* **GOAL OF THE EXERCISE**: All records are to be retyped faithfully and completely.

* **DATA PROVIDED**:
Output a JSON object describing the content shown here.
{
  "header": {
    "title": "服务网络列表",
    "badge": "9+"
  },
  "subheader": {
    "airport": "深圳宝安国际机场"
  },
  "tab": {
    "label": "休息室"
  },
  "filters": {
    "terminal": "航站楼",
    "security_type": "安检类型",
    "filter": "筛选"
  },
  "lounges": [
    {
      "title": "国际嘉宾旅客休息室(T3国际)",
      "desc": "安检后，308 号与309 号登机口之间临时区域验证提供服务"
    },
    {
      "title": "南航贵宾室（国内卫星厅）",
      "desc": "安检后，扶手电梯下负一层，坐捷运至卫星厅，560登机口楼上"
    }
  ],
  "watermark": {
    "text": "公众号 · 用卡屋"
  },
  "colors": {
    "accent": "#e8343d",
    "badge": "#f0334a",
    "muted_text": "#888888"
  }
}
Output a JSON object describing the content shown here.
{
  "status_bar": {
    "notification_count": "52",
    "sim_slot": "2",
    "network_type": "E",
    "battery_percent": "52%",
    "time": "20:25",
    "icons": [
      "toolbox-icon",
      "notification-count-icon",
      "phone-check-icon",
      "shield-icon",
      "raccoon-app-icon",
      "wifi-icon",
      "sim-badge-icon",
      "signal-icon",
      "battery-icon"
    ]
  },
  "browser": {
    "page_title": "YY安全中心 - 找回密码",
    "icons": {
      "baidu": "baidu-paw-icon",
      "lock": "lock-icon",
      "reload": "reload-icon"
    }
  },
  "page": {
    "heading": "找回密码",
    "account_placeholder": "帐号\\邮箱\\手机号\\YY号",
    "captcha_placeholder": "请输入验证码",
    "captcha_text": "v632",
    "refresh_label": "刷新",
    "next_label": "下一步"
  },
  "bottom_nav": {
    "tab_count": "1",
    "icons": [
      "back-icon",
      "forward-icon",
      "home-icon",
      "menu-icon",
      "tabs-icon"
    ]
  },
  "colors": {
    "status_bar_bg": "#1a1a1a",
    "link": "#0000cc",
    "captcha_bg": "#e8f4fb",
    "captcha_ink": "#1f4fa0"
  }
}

* **SOLVED PROBLEM**:
Output a JSON object describing the content shown here.
{
  "header": {
    "title": "服务网络列表",
    "badge": "9+"
  },
  "subheader": {
    "airport": "深圳宝安国际机场"
  },
  "tab": {
    "label": "休息室"
  },
  "filters": {
    "terminal": "航站楼",
    "security_type": "安检类型",
    "filter": "筛选"
  },
  "lounges": [
    {
      "title": "国际嘉宾旅客休息室(T3国际)",
      "desc": "安检后，308 号与309 号登机口之间临时区域验证提供服务"
    },
    {
      "title": "南航贵宾室（国内卫星厅）",
      "desc": "安检后，扶手电梯下负一层，坐捷运至卫星厅，560登机口楼上"
    }
  ],
  "watermark": {
    "text": "公众号 · 用卡屋"
  },
  "colors": {
    "accent": "#e8343d",
    "badge": "#f0334a",
    "muted_text": "#888888"
  }
}
Output a JSON object describing the content shown here.
{
  "status_bar": {
    "notification_count": "52",
    "sim_slot": "2",
    "network_type": "E",
    "battery_percent": "52%",
    "time": "20:25",
    "icons": [
      "toolbox-icon",
      "notification-count-icon",
      "phone-check-icon",
      "shield-icon",
      "raccoon-app-icon",
      "wifi-icon",
      "sim-badge-icon",
      "signal-icon",
      "battery-icon"
    ]
  },
  "browser": {
    "page_title": "YY安全中心 - 找回密码",
    "icons": {
      "baidu": "baidu-paw-icon",
      "lock": "lock-icon",
      "reload": "reload-icon"
    }
  },
  "page": {
    "heading": "找回密码",
    "account_placeholder": "帐号\\邮箱\\手机号\\YY号",
    "captcha_placeholder": "请输入验证码",
    "captcha_text": "v632",
    "refresh_label": "刷新",
    "next_label": "下一步"
  },
  "bottom_nav": {
    "tab_count": "1",
    "icons": [
      "back-icon",
      "forward-icon",
      "home-icon",
      "menu-icon",
      "tabs-icon"
    ]
  },
  "colors": {
    "status_bar_bg": "#1a1a1a",
    "link": "#0000cc",
    "captcha_bg": "#e8f4fb",
    "captcha_ink": "#1f4fa0"
  }
}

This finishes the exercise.